(Element data from apps and pages)
------

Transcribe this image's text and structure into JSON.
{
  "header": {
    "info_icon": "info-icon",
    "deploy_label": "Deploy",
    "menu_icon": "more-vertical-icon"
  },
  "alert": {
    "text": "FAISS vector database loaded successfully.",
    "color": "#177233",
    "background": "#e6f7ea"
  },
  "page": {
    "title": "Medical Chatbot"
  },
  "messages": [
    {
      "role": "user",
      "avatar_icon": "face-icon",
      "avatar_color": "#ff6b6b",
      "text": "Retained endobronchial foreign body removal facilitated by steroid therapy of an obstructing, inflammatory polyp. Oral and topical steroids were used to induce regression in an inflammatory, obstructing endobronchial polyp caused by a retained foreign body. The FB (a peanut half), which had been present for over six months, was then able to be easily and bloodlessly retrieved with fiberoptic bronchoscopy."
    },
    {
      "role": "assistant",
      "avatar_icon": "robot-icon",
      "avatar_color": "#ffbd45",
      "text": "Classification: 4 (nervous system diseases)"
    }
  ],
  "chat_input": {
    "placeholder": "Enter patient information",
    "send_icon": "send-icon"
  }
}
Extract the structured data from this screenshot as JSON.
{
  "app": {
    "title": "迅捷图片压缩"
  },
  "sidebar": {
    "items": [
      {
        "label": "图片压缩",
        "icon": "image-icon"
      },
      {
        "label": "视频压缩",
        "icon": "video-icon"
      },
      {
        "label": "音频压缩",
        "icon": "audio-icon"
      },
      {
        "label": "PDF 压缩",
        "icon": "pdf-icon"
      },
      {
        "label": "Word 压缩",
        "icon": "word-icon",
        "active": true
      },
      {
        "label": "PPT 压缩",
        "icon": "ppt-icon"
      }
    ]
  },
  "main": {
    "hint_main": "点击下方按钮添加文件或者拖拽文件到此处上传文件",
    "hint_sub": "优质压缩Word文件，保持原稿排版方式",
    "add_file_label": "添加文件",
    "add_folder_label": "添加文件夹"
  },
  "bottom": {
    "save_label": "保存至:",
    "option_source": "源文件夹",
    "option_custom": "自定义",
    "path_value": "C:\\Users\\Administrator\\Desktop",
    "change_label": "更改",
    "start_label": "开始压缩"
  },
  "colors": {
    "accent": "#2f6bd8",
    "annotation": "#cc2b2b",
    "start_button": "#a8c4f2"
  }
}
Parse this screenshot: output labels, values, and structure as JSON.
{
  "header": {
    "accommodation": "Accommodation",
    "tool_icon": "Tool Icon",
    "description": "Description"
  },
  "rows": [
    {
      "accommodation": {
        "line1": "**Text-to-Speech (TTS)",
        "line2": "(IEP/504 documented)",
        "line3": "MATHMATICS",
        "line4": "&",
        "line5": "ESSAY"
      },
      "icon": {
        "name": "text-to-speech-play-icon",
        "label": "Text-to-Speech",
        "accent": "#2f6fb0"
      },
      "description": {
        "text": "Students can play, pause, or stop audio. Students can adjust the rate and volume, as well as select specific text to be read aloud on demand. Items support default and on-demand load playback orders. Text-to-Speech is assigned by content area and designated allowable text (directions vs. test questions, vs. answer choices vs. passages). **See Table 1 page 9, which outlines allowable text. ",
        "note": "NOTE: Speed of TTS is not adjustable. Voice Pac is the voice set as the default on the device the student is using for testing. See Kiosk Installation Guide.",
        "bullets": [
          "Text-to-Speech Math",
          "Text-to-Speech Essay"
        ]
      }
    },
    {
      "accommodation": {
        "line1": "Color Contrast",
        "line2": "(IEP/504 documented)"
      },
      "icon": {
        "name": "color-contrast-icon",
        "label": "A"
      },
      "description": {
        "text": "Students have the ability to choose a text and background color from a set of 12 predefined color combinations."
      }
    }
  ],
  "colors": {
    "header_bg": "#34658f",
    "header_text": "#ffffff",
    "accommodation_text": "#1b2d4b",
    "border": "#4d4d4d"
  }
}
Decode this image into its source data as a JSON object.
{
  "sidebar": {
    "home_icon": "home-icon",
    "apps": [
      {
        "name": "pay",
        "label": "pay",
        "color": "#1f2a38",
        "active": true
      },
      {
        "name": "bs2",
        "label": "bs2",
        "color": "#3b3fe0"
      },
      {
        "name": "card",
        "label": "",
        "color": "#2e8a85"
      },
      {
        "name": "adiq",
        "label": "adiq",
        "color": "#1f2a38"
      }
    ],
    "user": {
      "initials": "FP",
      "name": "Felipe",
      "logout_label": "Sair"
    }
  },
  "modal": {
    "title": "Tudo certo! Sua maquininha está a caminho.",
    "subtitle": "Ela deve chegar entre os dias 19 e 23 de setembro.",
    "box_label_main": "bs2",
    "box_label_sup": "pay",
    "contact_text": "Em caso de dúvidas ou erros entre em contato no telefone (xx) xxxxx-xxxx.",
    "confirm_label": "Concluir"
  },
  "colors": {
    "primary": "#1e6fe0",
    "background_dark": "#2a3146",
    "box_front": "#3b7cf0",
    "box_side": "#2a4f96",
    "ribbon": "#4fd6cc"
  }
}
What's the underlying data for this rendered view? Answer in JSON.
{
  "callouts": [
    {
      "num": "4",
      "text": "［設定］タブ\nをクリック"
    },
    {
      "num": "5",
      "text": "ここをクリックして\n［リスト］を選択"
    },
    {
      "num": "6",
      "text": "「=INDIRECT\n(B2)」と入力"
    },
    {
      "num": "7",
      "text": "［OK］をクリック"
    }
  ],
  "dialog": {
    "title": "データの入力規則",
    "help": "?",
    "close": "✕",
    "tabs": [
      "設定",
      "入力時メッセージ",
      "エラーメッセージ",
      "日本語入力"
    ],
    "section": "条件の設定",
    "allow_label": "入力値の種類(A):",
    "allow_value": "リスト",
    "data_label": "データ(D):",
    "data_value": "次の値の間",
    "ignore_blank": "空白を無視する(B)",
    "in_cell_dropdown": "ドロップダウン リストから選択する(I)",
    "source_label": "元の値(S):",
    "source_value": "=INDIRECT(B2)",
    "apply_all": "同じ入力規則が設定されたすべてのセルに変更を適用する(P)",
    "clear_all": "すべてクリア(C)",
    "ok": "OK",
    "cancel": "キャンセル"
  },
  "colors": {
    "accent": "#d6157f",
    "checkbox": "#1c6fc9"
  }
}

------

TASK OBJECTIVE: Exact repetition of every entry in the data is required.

RESPONSE FOR THIS EXERCISE:
Transcribe this image's text and structure into JSON.
{
  "header": {
    "info_icon": "info-icon",
    "deploy_label": "Deploy",
    "menu_icon": "more-vertical-icon"
  },
  "alert": {
    "text": "FAISS vector database loaded successfully.",
    "color": "#177233",
    "background": "#e6f7ea"
  },
  "page": {
    "title": "Medical Chatbot"
  },
  "messages": [
    {
      "role": "user",
      "avatar_icon": "face-icon",
      "avatar_color": "#ff6b6b",
      "text": "Retained endobronchial foreign body removal facilitated by steroid therapy of an obstructing, inflammatory polyp. Oral and topical steroids were used to induce regression in an inflammatory, obstructing endobronchial polyp caused by a retained foreign body. The FB (a peanut half), which had been present for over six months, was then able to be easily and bloodlessly retrieved with fiberoptic bronchoscopy."
    },
    {
      "role": "assistant",
      "avatar_icon": "robot-icon",
      "avatar_color": "#ffbd45",
      "text": "Classification: 4 (nervous system diseases)"
    }
  ],
  "chat_input": {
    "placeholder": "Enter patient information",
    "send_icon": "send-icon"
  }
}
Extract the structured data from this screenshot as JSON.
{
  "app": {
    "title": "迅捷图片压缩"
  },
  "sidebar": {
    "items": [
      {
        "label": "图片压缩",
        "icon": "image-icon"
      },
      {
        "label": "视频压缩",
        "icon": "video-icon"
      },
      {
        "label": "音频压缩",
        "icon": "audio-icon"
      },
      {
        "label": "PDF 压缩",
        "icon": "pdf-icon"
      },
      {
        "label": "Word 压缩",
        "icon": "word-icon",
        "active": true
      },
      {
        "label": "PPT 压缩",
        "icon": "ppt-icon"
      }
    ]
  },
  "main": {
    "hint_main": "点击下方按钮添加文件或者拖拽文件到此处上传文件",
    "hint_sub": "优质压缩Word文件，保持原稿排版方式",
    "add_file_label": "添加文件",
    "add_folder_label": "添加文件夹"
  },
  "bottom": {
    "save_label": "保存至:",
    "option_source": "源文件夹",
    "option_custom": "自定义",
    "path_value": "C:\\Users\\Administrator\\Desktop",
    "change_label": "更改",
    "start_label": "开始压缩"
  },
  "colors": {
    "accent": "#2f6bd8",
    "annotation": "#cc2b2b",
    "start_button": "#a8c4f2"
  }
}
Parse this screenshot: output labels, values, and structure as JSON.
{
  "header": {
    "accommodation": "Accommodation",
    "tool_icon": "Tool Icon",
    "description": "Description"
  },
  "rows": [
    {
      "accommodation": {
        "line1": "**Text-to-Speech (TTS)",
        "line2": "(IEP/504 documented)",
        "line3": "MATHMATICS",
        "line4": "&",
        "line5": "ESSAY"
      },
      "icon": {
        "name": "text-to-speech-play-icon",
        "label": "Text-to-Speech",
        "accent": "#2f6fb0"
      },
      "description": {
        "text": "Students can play, pause, or stop audio. Students can adjust the rate and volume, as well as select specific text to be read aloud on demand. Items support default and on-demand load playback orders. Text-to-Speech is assigned by content area and designated allowable text (directions vs. test questions, vs. answer choices vs. passages). **See Table 1 page 9, which outlines allowable text. ",
        "note": "NOTE: Speed of TTS is not adjustable. Voice Pac is the voice set as the default on the device the student is using for testing. See Kiosk Installation Guide.",
        "bullets": [
          "Text-to-Speech Math",
          "Text-to-Speech Essay"
        ]
      }
    },
    {
      "accommodation": {
        "line1": "Color Contrast",
        "line2": "(IEP/504 documented)"
      },
      "icon": {
        "name": "color-contrast-icon",
        "label": "A"
      },
      "description": {
        "text": "Students have the ability to choose a text and background color from a set of 12 predefined color combinations."
      }
    }
  ],
  "colors": {
    "header_bg": "#34658f",
    "header_text": "#ffffff",
    "accommodation_text": "#1b2d4b",
    "border": "#4d4d4d"
  }
}
Decode this image into its source data as a JSON object.
{
  "sidebar": {
    "home_icon": "home-icon",
    "apps": [
      {
        "name": "pay",
        "label": "pay",
        "color": "#1f2a38",
        "active": true
      },
      {
        "name": "bs2",
        "label": "bs2",
        "color": "#3b3fe0"
      },
      {
        "name": "card",
        "label": "",
        "color": "#2e8a85"
      },
      {
        "name": "adiq",
        "label": "adiq",
        "color": "#1f2a38"
      }
    ],
    "user": {
      "initials": "FP",
      "name": "Felipe",
      "logout_label": "Sair"
    }
  },
  "modal": {
    "title": "Tudo certo! Sua maquininha está a caminho.",
    "subtitle": "Ela deve chegar entre os dias 19 e 23 de setembro.",
    "box_label_main": "bs2",
    "box_label_sup": "pay",
    "contact_text": "Em caso de dúvidas ou erros entre em contato no telefone (xx) xxxxx-xxxx.",
    "confirm_label": "Concluir"
  },
  "colors": {
    "primary": "#1e6fe0",
    "background_dark": "#2a3146",
    "box_front": "#3b7cf0",
    "box_side": "#2a4f96",
    "ribbon": "#4fd6cc"
  }
}
What's the underlying data for this rendered view? Answer in JSON.
{
  "callouts": [
    {
      "num": "4",
      "text": "［設定］タブ\nをクリック"
    },
    {
      "num": "5",
      "text": "ここをクリックして\n［リスト］を選択"
    },
    {
      "num": "6",
      "text": "「=INDIRECT\n(B2)」と入力"
    },
    {
      "num": "7",
      "text": "［OK］をクリック"
    }
  ],
  "dialog": {
    "title": "データの入力規則",
    "help": "?",
    "close": "✕",
    "tabs": [
      "設定",
      "入力時メッセージ",
      "エラーメッセージ",
      "日本語入力"
    ],
    "section": "条件の設定",
    "allow_label": "入力値の種類(A):",
    "allow_value": "リスト",
    "data_label": "データ(D):",
    "data_value": "次の値の間",
    "ignore_blank": "空白を無視する(B)",
    "in_cell_dropdown": "ドロップダウン リストから選択する(I)",
    "source_label": "元の値(S):",
    "source_value": "=INDIRECT(B2)",
    "apply_all": "同じ入力規則が設定されたすべてのセルに変更を適用する(P)",
    "clear_all": "すべてクリア(C)",
    "ok": "OK",
    "cancel": "キャンセル"
  },
  "colors": {
    "accent": "#d6157f",
    "checkbox": "#1c6fc9"
  }
}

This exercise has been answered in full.